Dear oh dear. There was no way that yesterday's British-Irish Council pow-wow in Dublin Castle would be snidely dismissed as an irrelevant talking-shop of geezers from Guernsey, Joe Soaps from Jersey and whatdyecallim from Wales.
No siree. Not after Scotland's First Minister Alex Salmond came over all Braveheart on 'Morning Ireland' just hours before the meeting, when he fired off a fusillade of arrows across the bow of Blighty.
Hot on the heels of his declaration this week that Scotland would hold a referendum in 2014 on splitting from the UK, Alex let fly on the Irish airwaves.
"What we have seen over the last week is a most extraordinary attempt to bully and intimidate Scotland by Westminster politicians," he thundered, before placing Nick Clegg firmly in this deplorable category.
And so the stage was promptly set for a showdown between Scotland's first minister and Britain's deputy prime minister, who were both in Dublin for the summit which was being hosted/refereed by the Taoiseach.
And sitting in the big chair at the British Irish Council press conference, poor Enda was clearly torn.
One half of him was determined not to get dragged into the first public skirmish in what promises to be a long and possibly bitter turf war -- after all, in historical chronology it's only about five minutes since peace broke out over our border.
But the other half of Enda was secretly chuffed that this scrap would occupy the larger and more attentive-than-usual posse of press gathered in the room, and he wouldn't be plagued with pesky questions about bailouts and job losses.
Instead, the Taoiseach was doing his utmost to jolly everyone along; as the delegation gathered outside the room, Enda moved to dispel any awkward silences by chattily pointing to the large portrait hanging on the wall beside them.
Interestingly, or ominously, the imposing figure glowering over them was that of King George III -- the last British monarch to bear the separate title of King of Ireland before the 1801 Act of Union which renamed his domain as the 'United Kingdom of Great Britain and Ireland'.
And now a sabre-rattling Scot is causing trouble for the kingdom. But instead of striding into Dublin sporting blue paint on his ample visage, a la William Wallace, Alex Salmond contented himself with pointedly wearing a red-and-green tartan tie. And surely it was pure coincidence that sitting on the other side of Enda were Nick Clegg in a red tie and Peter Robinson in one of white and blue?
Inevitably the first question from the media was about whether the jig was up for Scotland. "Why did I assume the first question was going to be about the council?" half-joked Enda.
Alex wouldn't be pacified.

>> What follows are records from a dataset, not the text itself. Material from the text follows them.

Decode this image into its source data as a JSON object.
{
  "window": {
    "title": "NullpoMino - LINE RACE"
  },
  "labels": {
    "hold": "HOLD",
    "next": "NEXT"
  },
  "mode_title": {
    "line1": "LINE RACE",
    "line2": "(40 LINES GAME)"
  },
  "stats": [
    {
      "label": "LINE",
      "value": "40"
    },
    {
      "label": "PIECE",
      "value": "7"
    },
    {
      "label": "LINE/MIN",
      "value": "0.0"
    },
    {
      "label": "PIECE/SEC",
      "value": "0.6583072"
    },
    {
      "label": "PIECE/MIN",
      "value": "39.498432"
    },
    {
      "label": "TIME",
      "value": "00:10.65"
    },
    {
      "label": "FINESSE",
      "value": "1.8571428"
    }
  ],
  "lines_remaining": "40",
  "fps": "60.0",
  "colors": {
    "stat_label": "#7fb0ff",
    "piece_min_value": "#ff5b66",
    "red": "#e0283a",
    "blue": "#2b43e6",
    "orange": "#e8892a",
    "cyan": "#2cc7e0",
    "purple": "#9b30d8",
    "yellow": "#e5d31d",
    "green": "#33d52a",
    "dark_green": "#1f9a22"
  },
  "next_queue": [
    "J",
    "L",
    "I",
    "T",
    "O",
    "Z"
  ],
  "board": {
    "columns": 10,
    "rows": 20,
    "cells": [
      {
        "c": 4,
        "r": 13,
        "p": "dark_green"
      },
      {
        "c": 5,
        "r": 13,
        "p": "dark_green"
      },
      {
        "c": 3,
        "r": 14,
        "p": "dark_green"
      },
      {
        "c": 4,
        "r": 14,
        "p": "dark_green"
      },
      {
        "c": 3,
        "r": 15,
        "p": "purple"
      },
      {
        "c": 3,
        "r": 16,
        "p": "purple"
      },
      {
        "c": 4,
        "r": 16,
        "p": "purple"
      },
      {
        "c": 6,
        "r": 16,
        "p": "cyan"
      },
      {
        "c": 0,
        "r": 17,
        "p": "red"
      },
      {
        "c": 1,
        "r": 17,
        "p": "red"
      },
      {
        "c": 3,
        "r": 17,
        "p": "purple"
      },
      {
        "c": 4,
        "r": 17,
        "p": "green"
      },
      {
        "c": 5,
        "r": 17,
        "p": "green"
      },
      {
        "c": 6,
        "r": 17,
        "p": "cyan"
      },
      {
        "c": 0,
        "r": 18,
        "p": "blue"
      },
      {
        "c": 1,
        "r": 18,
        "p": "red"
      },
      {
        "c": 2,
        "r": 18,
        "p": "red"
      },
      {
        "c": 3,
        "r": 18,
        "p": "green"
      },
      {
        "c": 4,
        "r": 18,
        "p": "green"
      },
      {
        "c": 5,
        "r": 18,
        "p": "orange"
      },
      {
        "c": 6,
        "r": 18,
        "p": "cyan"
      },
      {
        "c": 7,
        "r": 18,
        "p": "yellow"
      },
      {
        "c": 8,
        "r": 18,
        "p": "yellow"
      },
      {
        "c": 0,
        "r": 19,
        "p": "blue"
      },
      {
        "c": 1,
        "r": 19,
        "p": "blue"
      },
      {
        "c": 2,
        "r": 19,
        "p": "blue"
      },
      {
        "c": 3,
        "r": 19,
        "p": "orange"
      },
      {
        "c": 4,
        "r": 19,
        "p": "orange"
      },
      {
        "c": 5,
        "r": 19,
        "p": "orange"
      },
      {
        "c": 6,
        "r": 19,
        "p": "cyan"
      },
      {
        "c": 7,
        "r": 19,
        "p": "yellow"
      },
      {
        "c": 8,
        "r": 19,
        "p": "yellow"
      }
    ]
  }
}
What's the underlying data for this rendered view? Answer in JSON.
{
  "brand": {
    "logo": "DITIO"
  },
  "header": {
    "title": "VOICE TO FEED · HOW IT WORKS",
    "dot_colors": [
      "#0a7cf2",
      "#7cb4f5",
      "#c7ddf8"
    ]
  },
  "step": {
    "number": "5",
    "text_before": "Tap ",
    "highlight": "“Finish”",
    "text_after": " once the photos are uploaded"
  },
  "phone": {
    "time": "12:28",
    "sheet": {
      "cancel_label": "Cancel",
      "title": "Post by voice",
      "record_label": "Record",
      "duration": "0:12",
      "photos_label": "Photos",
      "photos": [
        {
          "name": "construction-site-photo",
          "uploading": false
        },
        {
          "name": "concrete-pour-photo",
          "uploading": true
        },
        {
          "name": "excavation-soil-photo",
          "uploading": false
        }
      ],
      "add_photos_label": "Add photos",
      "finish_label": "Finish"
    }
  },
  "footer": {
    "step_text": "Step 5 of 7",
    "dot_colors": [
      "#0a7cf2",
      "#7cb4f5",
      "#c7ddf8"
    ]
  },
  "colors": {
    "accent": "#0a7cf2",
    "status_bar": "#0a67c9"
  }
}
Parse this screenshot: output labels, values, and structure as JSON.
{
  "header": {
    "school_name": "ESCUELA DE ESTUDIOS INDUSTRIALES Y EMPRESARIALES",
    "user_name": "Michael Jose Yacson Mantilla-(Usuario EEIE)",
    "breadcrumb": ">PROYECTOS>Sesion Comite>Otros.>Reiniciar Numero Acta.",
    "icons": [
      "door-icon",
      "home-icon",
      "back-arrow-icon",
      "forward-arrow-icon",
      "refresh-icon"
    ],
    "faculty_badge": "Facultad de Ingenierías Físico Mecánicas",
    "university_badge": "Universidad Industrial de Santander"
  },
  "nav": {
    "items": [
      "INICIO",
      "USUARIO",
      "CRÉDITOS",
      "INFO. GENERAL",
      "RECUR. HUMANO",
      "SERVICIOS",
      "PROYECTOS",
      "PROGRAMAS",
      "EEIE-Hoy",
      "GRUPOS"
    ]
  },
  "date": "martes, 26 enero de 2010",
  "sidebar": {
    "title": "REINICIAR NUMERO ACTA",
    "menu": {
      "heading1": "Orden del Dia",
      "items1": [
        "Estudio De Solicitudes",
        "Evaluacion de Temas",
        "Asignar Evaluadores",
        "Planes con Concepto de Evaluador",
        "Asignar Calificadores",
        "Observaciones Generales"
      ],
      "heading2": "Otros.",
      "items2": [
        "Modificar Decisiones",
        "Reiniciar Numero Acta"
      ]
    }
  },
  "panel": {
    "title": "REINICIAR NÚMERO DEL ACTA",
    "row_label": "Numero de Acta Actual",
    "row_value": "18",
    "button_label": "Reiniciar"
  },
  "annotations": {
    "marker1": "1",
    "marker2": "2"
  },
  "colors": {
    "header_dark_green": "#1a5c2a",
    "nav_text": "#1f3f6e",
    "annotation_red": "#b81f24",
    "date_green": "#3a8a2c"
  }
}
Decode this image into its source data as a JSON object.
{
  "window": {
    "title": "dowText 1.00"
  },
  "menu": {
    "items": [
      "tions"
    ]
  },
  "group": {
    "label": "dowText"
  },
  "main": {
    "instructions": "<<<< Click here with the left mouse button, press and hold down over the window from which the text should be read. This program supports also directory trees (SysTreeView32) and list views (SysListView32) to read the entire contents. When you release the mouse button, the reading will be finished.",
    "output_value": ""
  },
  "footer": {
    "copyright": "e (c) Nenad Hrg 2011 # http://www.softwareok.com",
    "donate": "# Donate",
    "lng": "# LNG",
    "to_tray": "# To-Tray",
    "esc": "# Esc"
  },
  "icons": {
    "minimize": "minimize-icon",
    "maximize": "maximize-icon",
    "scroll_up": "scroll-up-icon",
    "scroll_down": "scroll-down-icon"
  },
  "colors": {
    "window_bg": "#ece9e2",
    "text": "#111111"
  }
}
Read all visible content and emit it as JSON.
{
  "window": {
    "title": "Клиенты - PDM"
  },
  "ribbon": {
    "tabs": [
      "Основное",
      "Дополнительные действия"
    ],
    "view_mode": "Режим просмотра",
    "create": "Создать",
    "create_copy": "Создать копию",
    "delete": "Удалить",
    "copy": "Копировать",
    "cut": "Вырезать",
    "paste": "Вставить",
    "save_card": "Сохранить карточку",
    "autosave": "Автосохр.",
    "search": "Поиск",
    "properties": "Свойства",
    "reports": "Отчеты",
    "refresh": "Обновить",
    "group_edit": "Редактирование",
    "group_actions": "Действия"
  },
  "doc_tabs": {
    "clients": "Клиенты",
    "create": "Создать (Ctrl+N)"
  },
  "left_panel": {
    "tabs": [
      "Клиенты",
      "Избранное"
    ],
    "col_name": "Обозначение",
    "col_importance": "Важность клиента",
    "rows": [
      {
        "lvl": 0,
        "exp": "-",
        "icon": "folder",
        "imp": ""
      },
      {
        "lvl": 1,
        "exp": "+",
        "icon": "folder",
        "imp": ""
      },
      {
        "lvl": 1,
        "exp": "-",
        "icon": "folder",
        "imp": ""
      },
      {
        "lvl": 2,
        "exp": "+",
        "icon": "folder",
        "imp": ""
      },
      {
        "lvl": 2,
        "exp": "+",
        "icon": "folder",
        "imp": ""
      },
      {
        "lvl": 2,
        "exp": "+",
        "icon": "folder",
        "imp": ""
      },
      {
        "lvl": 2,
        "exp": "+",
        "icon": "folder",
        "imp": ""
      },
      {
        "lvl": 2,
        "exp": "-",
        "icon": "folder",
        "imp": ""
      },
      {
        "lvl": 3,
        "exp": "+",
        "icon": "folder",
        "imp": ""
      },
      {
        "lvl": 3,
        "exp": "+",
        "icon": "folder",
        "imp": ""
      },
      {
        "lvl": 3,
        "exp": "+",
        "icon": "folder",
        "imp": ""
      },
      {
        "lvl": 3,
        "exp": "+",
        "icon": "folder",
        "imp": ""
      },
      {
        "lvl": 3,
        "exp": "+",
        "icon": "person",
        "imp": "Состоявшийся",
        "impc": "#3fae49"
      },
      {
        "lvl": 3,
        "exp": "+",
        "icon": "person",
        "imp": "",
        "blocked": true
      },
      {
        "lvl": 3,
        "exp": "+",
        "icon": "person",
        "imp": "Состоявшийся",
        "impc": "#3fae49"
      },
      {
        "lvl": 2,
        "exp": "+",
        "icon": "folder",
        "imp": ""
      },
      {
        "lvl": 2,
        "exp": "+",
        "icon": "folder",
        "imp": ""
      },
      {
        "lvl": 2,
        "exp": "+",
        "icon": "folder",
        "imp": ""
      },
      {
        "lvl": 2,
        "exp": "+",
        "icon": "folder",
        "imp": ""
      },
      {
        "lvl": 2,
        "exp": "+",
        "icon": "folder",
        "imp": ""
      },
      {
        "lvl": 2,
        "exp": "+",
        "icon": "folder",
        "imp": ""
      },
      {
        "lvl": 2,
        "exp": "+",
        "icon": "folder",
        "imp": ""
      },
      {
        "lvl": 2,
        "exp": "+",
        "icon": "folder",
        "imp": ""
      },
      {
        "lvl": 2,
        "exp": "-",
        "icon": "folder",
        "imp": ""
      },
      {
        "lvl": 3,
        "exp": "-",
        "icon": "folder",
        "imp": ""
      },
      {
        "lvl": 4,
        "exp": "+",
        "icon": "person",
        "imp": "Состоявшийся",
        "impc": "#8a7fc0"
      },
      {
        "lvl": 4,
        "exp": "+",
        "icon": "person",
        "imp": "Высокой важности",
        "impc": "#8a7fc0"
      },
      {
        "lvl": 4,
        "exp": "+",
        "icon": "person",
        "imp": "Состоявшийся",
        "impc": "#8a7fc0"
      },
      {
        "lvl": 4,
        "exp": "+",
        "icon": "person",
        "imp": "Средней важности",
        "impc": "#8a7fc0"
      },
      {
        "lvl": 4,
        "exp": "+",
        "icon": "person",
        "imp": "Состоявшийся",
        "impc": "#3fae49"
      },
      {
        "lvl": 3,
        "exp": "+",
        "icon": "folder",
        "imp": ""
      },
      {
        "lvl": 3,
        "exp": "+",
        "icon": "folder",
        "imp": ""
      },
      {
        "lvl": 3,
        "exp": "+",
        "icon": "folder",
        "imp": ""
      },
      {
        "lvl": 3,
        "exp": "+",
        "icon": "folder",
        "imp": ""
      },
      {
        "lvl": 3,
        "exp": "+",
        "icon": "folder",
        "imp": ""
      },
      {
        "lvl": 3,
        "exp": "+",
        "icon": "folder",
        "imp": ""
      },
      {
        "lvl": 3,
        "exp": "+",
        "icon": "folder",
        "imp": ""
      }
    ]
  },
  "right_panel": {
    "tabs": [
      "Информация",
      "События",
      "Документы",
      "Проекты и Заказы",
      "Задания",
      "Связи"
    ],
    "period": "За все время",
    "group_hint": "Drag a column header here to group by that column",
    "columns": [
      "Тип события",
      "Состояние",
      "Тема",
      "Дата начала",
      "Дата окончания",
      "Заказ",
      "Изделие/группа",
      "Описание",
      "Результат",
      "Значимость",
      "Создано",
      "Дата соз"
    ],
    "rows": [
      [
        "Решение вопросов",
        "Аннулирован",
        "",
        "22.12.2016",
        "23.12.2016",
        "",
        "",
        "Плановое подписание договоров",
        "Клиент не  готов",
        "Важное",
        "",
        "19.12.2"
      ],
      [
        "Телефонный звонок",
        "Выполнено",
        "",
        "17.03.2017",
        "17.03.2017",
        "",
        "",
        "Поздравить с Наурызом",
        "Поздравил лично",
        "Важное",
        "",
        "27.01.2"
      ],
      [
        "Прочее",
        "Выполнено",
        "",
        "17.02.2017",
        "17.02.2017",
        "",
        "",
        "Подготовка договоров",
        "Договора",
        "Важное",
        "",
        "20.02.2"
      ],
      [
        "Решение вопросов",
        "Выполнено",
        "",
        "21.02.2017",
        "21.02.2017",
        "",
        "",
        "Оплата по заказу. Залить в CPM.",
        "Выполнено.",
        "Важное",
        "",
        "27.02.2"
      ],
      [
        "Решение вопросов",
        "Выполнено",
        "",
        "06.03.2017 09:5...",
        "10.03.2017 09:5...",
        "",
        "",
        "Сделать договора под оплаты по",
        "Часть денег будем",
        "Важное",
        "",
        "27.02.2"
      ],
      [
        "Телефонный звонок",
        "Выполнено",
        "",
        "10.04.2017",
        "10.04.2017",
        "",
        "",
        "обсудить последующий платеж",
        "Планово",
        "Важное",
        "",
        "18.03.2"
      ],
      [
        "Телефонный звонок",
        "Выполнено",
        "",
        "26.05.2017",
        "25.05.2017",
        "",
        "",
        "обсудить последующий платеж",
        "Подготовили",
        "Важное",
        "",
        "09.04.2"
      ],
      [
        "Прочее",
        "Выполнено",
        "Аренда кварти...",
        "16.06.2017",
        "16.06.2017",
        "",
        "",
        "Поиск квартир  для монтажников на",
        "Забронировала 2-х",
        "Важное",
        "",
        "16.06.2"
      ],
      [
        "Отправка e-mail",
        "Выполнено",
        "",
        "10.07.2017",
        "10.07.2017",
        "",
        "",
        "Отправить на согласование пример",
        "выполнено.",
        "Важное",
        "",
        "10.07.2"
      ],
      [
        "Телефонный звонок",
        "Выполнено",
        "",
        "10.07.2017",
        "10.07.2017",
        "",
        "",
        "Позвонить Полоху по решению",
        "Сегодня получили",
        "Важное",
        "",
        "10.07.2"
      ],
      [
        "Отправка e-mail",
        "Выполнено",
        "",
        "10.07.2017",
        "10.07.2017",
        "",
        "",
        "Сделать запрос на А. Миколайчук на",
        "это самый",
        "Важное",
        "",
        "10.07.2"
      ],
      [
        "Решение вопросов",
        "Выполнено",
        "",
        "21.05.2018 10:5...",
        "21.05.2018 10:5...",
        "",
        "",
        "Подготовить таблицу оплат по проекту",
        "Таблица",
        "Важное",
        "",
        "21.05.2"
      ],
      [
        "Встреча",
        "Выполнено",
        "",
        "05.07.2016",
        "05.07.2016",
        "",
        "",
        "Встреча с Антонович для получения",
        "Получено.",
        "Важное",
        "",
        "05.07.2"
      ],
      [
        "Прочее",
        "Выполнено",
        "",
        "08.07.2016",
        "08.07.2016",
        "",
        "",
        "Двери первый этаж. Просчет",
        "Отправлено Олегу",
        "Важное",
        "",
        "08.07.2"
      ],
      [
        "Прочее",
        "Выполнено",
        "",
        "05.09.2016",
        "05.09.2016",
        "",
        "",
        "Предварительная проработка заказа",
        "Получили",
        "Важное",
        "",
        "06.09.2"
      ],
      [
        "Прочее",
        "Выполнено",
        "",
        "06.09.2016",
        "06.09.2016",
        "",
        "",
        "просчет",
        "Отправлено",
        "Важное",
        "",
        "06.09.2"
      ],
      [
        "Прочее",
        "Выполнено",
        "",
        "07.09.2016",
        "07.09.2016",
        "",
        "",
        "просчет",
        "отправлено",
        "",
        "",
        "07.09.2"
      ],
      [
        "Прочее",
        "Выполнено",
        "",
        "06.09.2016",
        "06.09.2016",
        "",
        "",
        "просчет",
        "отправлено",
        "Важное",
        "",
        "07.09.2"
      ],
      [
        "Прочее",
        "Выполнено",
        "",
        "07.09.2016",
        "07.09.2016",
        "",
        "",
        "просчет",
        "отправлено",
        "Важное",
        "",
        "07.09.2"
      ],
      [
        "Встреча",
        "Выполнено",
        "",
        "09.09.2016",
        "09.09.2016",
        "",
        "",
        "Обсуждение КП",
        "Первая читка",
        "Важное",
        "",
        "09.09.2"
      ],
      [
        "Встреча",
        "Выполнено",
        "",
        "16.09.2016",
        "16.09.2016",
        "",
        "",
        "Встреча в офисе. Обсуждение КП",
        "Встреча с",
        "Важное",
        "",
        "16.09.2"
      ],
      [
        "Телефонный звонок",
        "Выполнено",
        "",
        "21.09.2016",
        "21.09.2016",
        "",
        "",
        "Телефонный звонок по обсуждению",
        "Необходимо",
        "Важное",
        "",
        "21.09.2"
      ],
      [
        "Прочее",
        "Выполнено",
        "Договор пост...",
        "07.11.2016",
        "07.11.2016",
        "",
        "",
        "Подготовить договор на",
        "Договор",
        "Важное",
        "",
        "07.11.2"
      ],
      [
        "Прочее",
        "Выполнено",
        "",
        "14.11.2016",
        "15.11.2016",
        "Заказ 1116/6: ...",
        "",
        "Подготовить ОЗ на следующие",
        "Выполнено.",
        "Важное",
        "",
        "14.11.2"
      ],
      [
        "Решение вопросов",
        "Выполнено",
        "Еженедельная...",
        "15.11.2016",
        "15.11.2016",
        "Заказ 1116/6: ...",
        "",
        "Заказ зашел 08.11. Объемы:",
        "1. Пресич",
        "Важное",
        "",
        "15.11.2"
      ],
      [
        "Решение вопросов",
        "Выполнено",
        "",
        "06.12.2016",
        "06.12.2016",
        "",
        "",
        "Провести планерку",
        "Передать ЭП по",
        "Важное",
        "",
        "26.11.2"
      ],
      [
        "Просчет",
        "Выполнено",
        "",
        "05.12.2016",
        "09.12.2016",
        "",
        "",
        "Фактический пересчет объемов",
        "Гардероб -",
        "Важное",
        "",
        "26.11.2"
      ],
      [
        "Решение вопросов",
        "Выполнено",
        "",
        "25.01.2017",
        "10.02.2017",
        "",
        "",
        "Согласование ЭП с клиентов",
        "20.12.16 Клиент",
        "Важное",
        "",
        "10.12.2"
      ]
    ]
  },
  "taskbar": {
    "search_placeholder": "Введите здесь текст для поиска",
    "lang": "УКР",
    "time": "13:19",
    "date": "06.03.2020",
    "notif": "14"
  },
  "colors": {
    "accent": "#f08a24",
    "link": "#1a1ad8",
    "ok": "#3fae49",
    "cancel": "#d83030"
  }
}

"We have a mandate to hold a referendum on the constitution and it is important that we can take forward these plans so that the people of Scotland can determine their future," he reiterated, although he extended a small olive-branch in the form of an invitation to Nick and David Cameron to attend talks in Edinburgh or London.
But Nick Clegg felt a bit feisty himself. "I wasn't aware that Alex had said that the British government is somehow bullying, but, look, I don't think Alex should be so jumpy," he retorted, before questioning just why the Scottish minister was up in arms in the first place.
"That's why we have actually -- far from intimidating or bullying anybody -- we have actually said we will give to the Scottish government, to clarify any legal ambiguities, the power to hold a referendum," he said, flashing a smile in the direction of the Scot.
But then Nick fired the first shot for the Sassenachs, adding: "People want to know answers to some basic questions -- what does independence for Scotland mean for themselves, their children, their families, their communities, their jobs? What does it mean for their currency?
"What does it mean for debt? What does it mean for banks which are in distress? What does it mean for defence bases?" he said, none-too subtly.
The others wisely stayed out of the fray.
"I think if what we've seen over the last few days is a trailer of things to come, unless we like seeing the sight of our own blood, we might want to stand back somewhat," observed the North's First Minister Peter Robinson, while the Taoiseach was even more blunt.
"Believe you me, I've no intention of getting involved in what are the responsibilities and the rights of other parliaments and other people," he dodged. Phew.
The North's deputy first minister saw an opening for a bit of devilment. "Peter Robinson and I have a castle in Belfast and I'm sure we would be able to make it available for peace talks between Britain and Scotland," he grinned.
Good grief. The world is upside down for sure when Martin McGuinness is offering the Brits and the Scots the loan of the hall in Stormont for peace-talks. Outside the room, there was a faint whirring sound. It was King George III, revolving in his grave.